### Records
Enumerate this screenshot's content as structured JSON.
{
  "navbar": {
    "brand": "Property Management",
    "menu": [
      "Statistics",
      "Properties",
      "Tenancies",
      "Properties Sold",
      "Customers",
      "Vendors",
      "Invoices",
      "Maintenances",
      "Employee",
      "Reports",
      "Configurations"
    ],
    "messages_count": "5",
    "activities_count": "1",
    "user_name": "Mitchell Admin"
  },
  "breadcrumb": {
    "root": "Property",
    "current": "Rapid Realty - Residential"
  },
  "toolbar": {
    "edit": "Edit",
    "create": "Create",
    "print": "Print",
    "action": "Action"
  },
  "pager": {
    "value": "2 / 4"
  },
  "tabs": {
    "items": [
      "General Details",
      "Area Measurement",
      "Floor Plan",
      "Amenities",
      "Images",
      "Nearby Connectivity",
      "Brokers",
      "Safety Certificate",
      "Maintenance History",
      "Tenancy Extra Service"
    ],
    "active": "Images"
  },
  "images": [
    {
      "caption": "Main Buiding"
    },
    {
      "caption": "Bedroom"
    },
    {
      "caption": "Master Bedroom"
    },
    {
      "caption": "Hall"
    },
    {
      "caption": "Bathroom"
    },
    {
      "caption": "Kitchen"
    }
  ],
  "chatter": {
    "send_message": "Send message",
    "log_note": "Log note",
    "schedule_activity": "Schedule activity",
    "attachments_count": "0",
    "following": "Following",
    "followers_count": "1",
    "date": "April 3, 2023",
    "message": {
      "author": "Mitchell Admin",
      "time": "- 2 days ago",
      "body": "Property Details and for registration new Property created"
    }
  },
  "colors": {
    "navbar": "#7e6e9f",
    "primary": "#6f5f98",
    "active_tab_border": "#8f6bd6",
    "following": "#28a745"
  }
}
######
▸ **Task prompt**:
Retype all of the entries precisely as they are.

▸ **Answer section**:
Enumerate this screenshot's content as structured JSON.
{
  "navbar": {
    "brand": "Property Management",
    "menu": [
      "Statistics",
      "Properties",
      "Tenancies",
      "Properties Sold",
      "Customers",
      "Vendors",
      "Invoices",
      "Maintenances",
      "Employee",
      "Reports",
      "Configurations"
    ],
    "messages_count": "5",
    "activities_count": "1",
    "user_name": "Mitchell Admin"
  },
  "breadcrumb": {
    "root": "Property",
    "current": "Rapid Realty - Residential"
  },
  "toolbar": {
    "edit": "Edit",
    "create": "Create",
    "print": "Print",
    "action": "Action"
  },
  "pager": {
    "value": "2 / 4"
  },
  "tabs": {
    "items": [
      "General Details",
      "Area Measurement",
      "Floor Plan",
      "Amenities",
      "Images",
      "Nearby Connectivity",
      "Brokers",
      "Safety Certificate",
      "Maintenance History",
      "Tenancy Extra Service"
    ],
    "active": "Images"
  },
  "images": [
    {
      "caption": "Main Buiding"
    },
    {
      "caption": "Bedroom"
    },
    {
      "caption": "Master Bedroom"
    },
    {
      "caption": "Hall"
    },
    {
      "caption": "Bathroom"
    },
    {
      "caption": "Kitchen"
    }
  ],
  "chatter": {
    "send_message": "Send message",
    "log_note": "Log note",
    "schedule_activity": "Schedule activity",
    "attachments_count": "0",
    "following": "Following",
    "followers_count": "1",
    "date": "April 3, 2023",
    "message": {
      "author": "Mitchell Admin",
      "time": "- 2 days ago",
      "body": "Property Details and for registration new Property created"
    }
  },
  "colors": {
    "navbar": "#7e6e9f",
    "primary": "#6f5f98",
    "active_tab_border": "#8f6bd6",
    "following": "#28a745"
  }
}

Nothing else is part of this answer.